We here at StrongerNC are big fans of privacy. Not because we have anything to hide (or because we think you have anything to hide), but because freedom of speech and association are dependent on privacy.
Look at it this way. Do you have curtains? Or do you walk around naked in front of your backlit windows? How do you feel about someone shoulder surfing you while you Google what you’re thinking? (e.g., “What to do if you hate your mother-in-law”).
What does this have to do with a progressive North Carolinian advocacy group? Check out the GOP roll back of Federal Communications Commission (“FCC”) privacy protections. The U.S. House of Representatives voted last Tuesday to repeal FCC rules adopted last year that require broadband providers, also called internet service providers (ISPs), to obtain consumer consent before collecting individual’s data to use in advertising or marketing.

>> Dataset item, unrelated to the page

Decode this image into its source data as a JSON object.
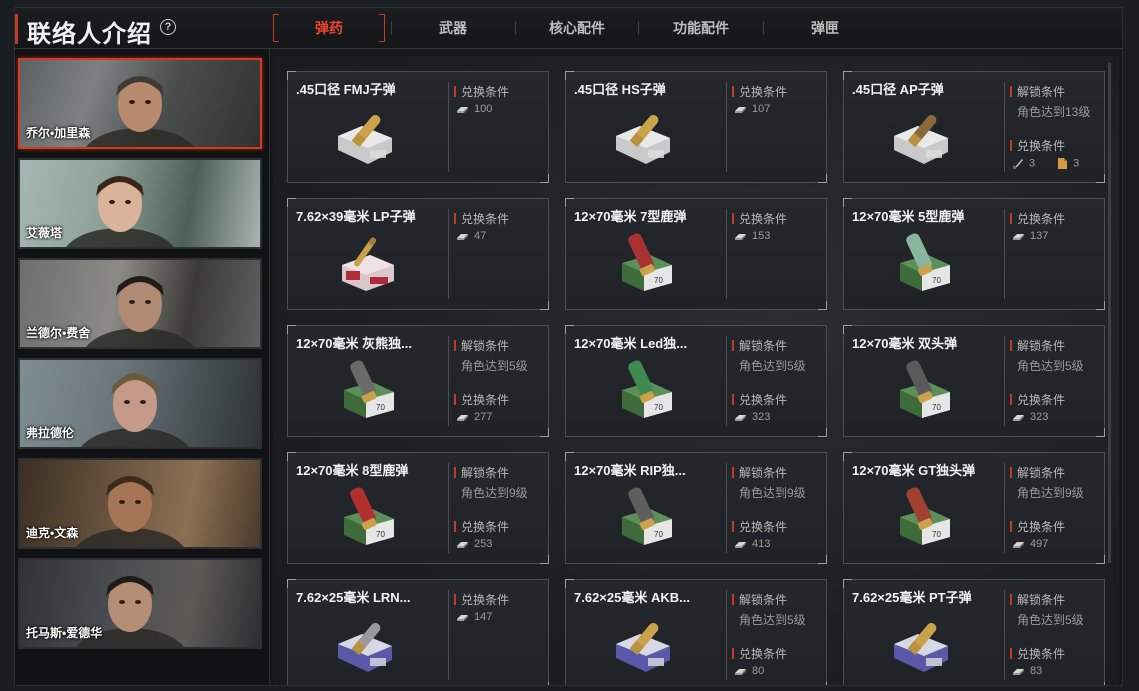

The Senate also voted to reverse the rules.
You know what this looks like. You’ve seen the check boxes where you opt-in or opt-out to certain types of ads. You’ve also probably searched for “little black dress” only to have J. Crew and Banana Republic ads stalk you around the internet for days afterward.
When POTUS, as is widely expected, signs this legislation, what does it mean for you? Not as much as it might seem at first blush. This is because of differences in the rules that apply to internet content (think Google and Facebook) and those that apply to communications “hardware”–like ISPs and your telephone. The FCC, which regulates ISPs, has more restrictive privacy regulations than the Federal Trade Commission (“FTC”) which regulates online content. These ISPs argued successfully that this puts them at an unfair advantage when it comes to behavioral advertising. The argument is this: If Google can stalk you with ads for a little black dress, we ISPs want to do it to!
The recently passed legislation is a win for ISPs and a loss for individual privacy advocates. ISPs collect huge amounts of data on the websites people visit, including medical, financial and other personal information. This information will now be fair game for commercial dissemination.
Will you notice it? Probably not. Can you do anything about it? Yes. On the technical side, you can use a Virtual Private Network (“VPN”) to create a private “tunnel” that shields your information from your ISP. Most business networks use VPNs to enable telecommuting. Most home users do not.
On the political advocacy front you can support candidates who value personal privacy. The right of individuals to selectively disclose facts about themselves is central to the exercise of fundamental democratic rights—think about how we avoid political discussions in the workplace because of the emotional responses our coworkers may have to this information. There is a slippery slope between commercial surveillance and government surveillance. Remember, anything gathered in the marketplace is subject to government subpoena. One need only look to history to see governments gathering this type of information to quell dissent.